|Thoughts of comic book logic...
||[Feb. 18th, 2017|11:12 am]
There were times I thought that Marvel used a more scientific basis for comic books - and they might, in some fashion. And one of the times I thought about that most strongly was the decision that the Flash tapped into a "speed force" to drive his powers, and I thought that was stupid.|
My mind has been changed in both directions. First, I saw some early Marvel super-hero comics, where the Invisible Girl (now Invisible Woman) developed a new super-power. You see, she could already turn invisible, but now, she could focus that power to create force fields - INVISIBLE force fields, see? Because she has INVISIBILITY powers!
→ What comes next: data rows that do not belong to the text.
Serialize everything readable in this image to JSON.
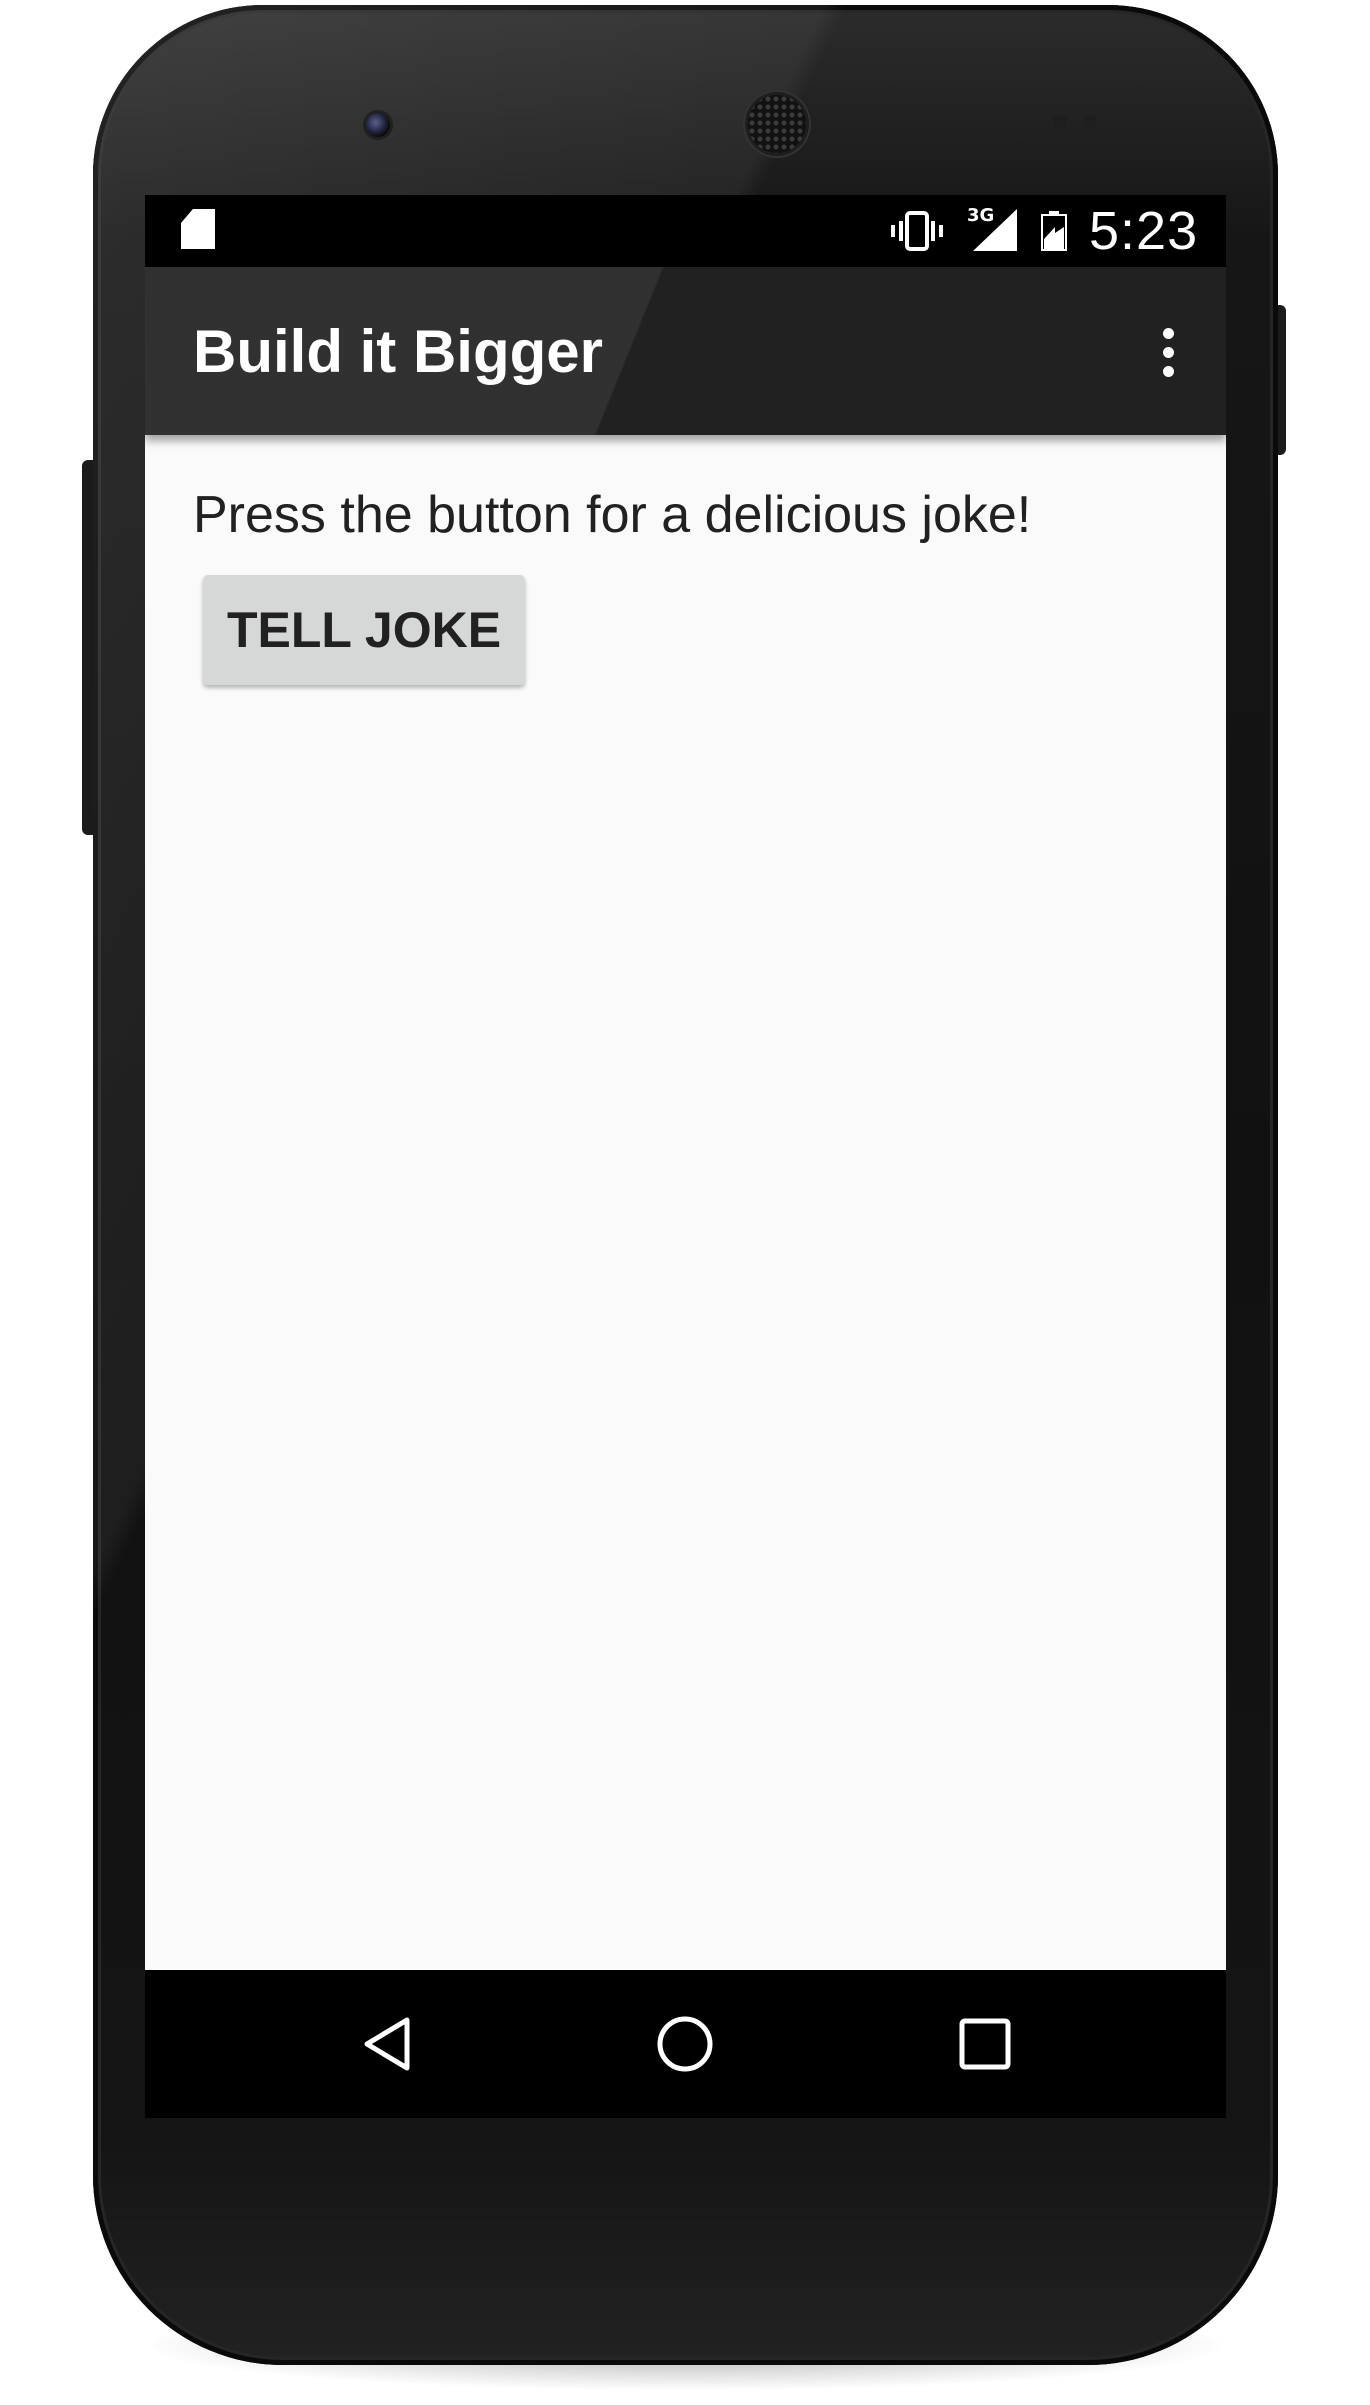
{
  "status_bar": {
    "time": "5:23",
    "network_type": "3G",
    "icons": [
      "sd-card-icon",
      "vibrate-icon",
      "signal-icon",
      "battery-icon"
    ]
  },
  "app_bar": {
    "title": "Build it Bigger",
    "overflow_icon": "more-vert-icon"
  },
  "main": {
    "prompt_text": "Press the button for a delicious joke!",
    "tell_joke_label": "TELL JOKE"
  },
  "nav_bar": {
    "items": [
      "back-icon",
      "home-icon",
      "recents-icon"
    ]
  },
  "colors": {
    "app_bar": "#212121",
    "content_background": "#fafafa",
    "button_background": "#d6d7d7",
    "text_primary": "#212121"
  }
}
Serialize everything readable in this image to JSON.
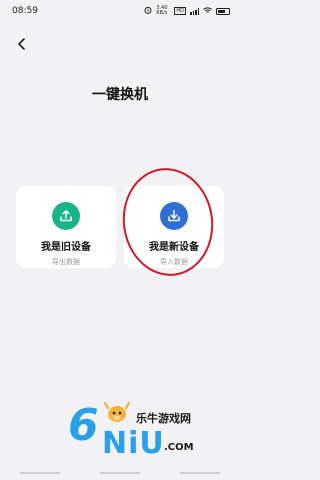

Okay, that kind of wipes out much of DC's comparative sins. Sure, DC still has "power rings" (of multiple colors, reflecting multiple energies) and such, but Marvel really isn't all that pure either, with cosmic cubes, infinity gems and gauntlets, etc.. I mean, at least the Marvel magic is likely to have some Jack Kirby-inspired artwork, but that's not as much of an advantage in logic, science, and realism, as you might think.
(At least I hope not, or soon we might face the Trump administration, Now With Jack Kirby Inspired Artwork!)
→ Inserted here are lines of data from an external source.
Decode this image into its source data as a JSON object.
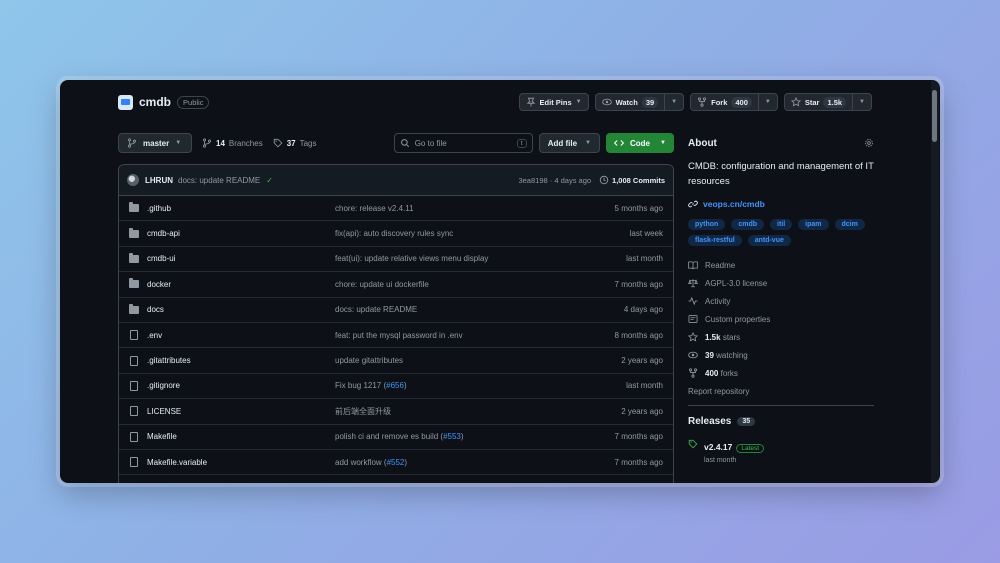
{
  "repo": {
    "name": "cmdb",
    "visibility": "Public"
  },
  "header": {
    "edit_pins": "Edit Pins",
    "watch": {
      "label": "Watch",
      "count": "39"
    },
    "fork": {
      "label": "Fork",
      "count": "400"
    },
    "star": {
      "label": "Star",
      "count": "1.5k"
    }
  },
  "toolbar": {
    "branch": "master",
    "branches": {
      "count": "14",
      "label": "Branches"
    },
    "tags": {
      "count": "37",
      "label": "Tags"
    },
    "search_placeholder": "Go to file",
    "search_shortcut": "t",
    "add_file": "Add file",
    "code": "Code"
  },
  "latest_commit": {
    "author": "LHRUN",
    "message": "docs: update README",
    "hash": "3ea8198",
    "time": "4 days ago",
    "commits": "1,008 Commits"
  },
  "files": [
    {
      "name": ".github",
      "type": "folder",
      "message": "chore: release v2.4.11",
      "pr": "",
      "suffix": "",
      "time": "5 months ago"
    },
    {
      "name": "cmdb-api",
      "type": "folder",
      "message": "fix(api): auto discovery rules sync",
      "pr": "",
      "suffix": "",
      "time": "last week"
    },
    {
      "name": "cmdb-ui",
      "type": "folder",
      "message": "feat(ui): update relative views menu display",
      "pr": "",
      "suffix": "",
      "time": "last month"
    },
    {
      "name": "docker",
      "type": "folder",
      "message": "chore: update ui dockerfile",
      "pr": "",
      "suffix": "",
      "time": "7 months ago"
    },
    {
      "name": "docs",
      "type": "folder",
      "message": "docs: update README",
      "pr": "",
      "suffix": "",
      "time": "4 days ago"
    },
    {
      "name": ".env",
      "type": "file",
      "message": "feat: put the mysql password in .env",
      "pr": "",
      "suffix": "",
      "time": "8 months ago"
    },
    {
      "name": ".gitattributes",
      "type": "file",
      "message": "update gitattributes",
      "pr": "",
      "suffix": "",
      "time": "2 years ago"
    },
    {
      "name": ".gitignore",
      "type": "file",
      "message": "Fix bug 1217 (",
      "pr": "#656",
      "suffix": ")",
      "time": "last month"
    },
    {
      "name": "LICENSE",
      "type": "file",
      "message": "前后端全面升级",
      "pr": "",
      "suffix": "",
      "time": "2 years ago"
    },
    {
      "name": "Makefile",
      "type": "file",
      "message": "polish ci and remove es build (",
      "pr": "#553",
      "suffix": ")",
      "time": "7 months ago"
    },
    {
      "name": "Makefile.variable",
      "type": "file",
      "message": "add workflow (",
      "pr": "#552",
      "suffix": ")",
      "time": "7 months ago"
    }
  ],
  "about": {
    "title": "About",
    "description": "CMDB: configuration and management of IT resources",
    "link": "veops.cn/cmdb",
    "topics": [
      "python",
      "cmdb",
      "itil",
      "ipam",
      "dcim",
      "flask-restful",
      "antd-vue"
    ],
    "readme": "Readme",
    "license": "AGPL-3.0 license",
    "activity": "Activity",
    "custom_properties": "Custom properties",
    "stars": {
      "count": "1.5k",
      "label": "stars"
    },
    "watching": {
      "count": "39",
      "label": "watching"
    },
    "forks": {
      "count": "400",
      "label": "forks"
    },
    "report": "Report repository"
  },
  "releases": {
    "title": "Releases",
    "count": "35",
    "latest_tag": "v2.4.17",
    "latest_label": "Latest",
    "latest_date": "last month"
  },
  "colors": {
    "accent_blue": "#4493f8",
    "code_green": "#238636",
    "bg": "#0d1117"
  },
  "icons": [
    "repo-icon",
    "pin-icon",
    "eye-icon",
    "fork-icon",
    "star-icon",
    "branch-icon",
    "tag-icon",
    "search-icon",
    "code-icon",
    "history-icon",
    "folder-icon",
    "file-icon",
    "gear-icon",
    "link-icon",
    "book-icon",
    "scale-icon",
    "pulse-icon",
    "note-icon"
  ]
}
But, come on, the "speed force"?
Well... it actually makes more sense.
(This reminds me of when I said I preferred the movie version of Snape's relationship with Lily, because it was more realistic for a master wizard to be able to move on, if he'd actually broken things as conclusively as he had in the books. This also reminds me that some folks have opined that there are expensive drugs consumed in an attempt to reach this particular state of mind.)
No, really, it makes more sense. The normal human body uses chemical sources of energy, and receive them in a *hideously* inefficient manner. A human being being able to "run" at 30 or 40 or 50 miles an hour can be reasonably considered, but as speeds go higher, the energy expenditure goes up extremely fast.
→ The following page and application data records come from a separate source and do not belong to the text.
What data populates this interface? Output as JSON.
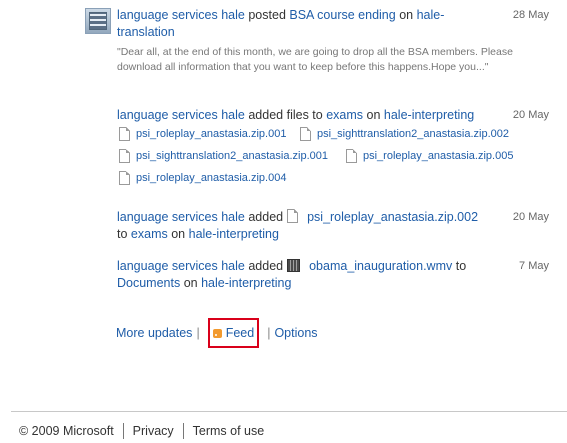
{
  "feed": {
    "item1": {
      "actor": "language services hale",
      "verb": "posted",
      "object": "BSA course ending",
      "on": "on",
      "target": "hale-translation",
      "date": "28 May",
      "quote": "\"Dear all, at the end of this month, we are going to drop all the BSA members. Please download all information that you want to keep before this happens.Hope you...\""
    },
    "item2": {
      "actor": "language services hale",
      "verb": "added files to",
      "folder": "exams",
      "on": "on",
      "target": "hale-interpreting",
      "date": "20 May",
      "files": [
        "psi_roleplay_anastasia.zip.001",
        "psi_sighttranslation2_anastasia.zip.002",
        "psi_sighttranslation2_anastasia.zip.001",
        "psi_roleplay_anastasia.zip.005",
        "psi_roleplay_anastasia.zip.004"
      ]
    },
    "item3": {
      "actor": "language services hale",
      "verb": "added",
      "file": "psi_roleplay_anastasia.zip.002",
      "to": "to",
      "folder": "exams",
      "on": "on",
      "target": "hale-interpreting",
      "date": "20 May"
    },
    "item4": {
      "actor": "language services hale",
      "verb": "added",
      "file": "obama_inauguration.wmv",
      "to": "to",
      "folder": "Documents",
      "on": "on",
      "target": "hale-interpreting",
      "date": "7 May"
    }
  },
  "links": {
    "more_updates": "More updates",
    "feed": "Feed",
    "options": "Options",
    "separator": "|"
  },
  "footer": {
    "copyright": "© 2009 Microsoft",
    "privacy": "Privacy",
    "terms": "Terms of use"
  }
}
Next: critical velocity. Once the Flash is moving more than roughly 120 miles an hour, it takes more than 1g forward, but that means his feet have to be able to push the ground with more than 1g. That could happen if he was pushing forward from starting blocks used in sprints, but not from running forward normally.
Plus: a back of the envelope estimate says that in one mile, you can expect the curvature of the earth to drop by over one foot per mile. (1 mile forward in a straight line, drop a perpendicular there, estimate the sine of an angle is roughly equal to 1/x for small x, assume the earth drops 6250 miles (1/4th of 25000) in 4000 miles (radius of the earth - 1 mile is roughly the hypotenuse, and the opposite/hypotenuse is 1/4000 = roughly 1 mile/4000 drop.)
If he ran one mile in one second, 3600 mph, his feet would be leaving the ground. This is no problem for some of the newer speedsters who were limited to the speed of sound, but the original Flash could run the speed of light. At 36000mph, he's seeing ten feet drop in a second, and at 54000 mph, there's no way he can maintain his footing - a person doesn't fall that fast.
Except before he hits 54000 miles an hour, he's reached escape velocity, which, alas, is incorrectly named. Escape velocity is a *scalar*. If you are traveling at escape speed, and you are not pointing *at* the earth, you are now going to break free of earth's orbit (in a vacuum).
Put all these together, and the idea of a speed force that makes the changes required so he can actually do these things makes far more sense than "there's Something Special that makes him able to run that fast."
Of course, this breaks all reality, but then, so does a man from the planet Krypton having superhuman abilities because he came from a planet with higher gravity and a red sun.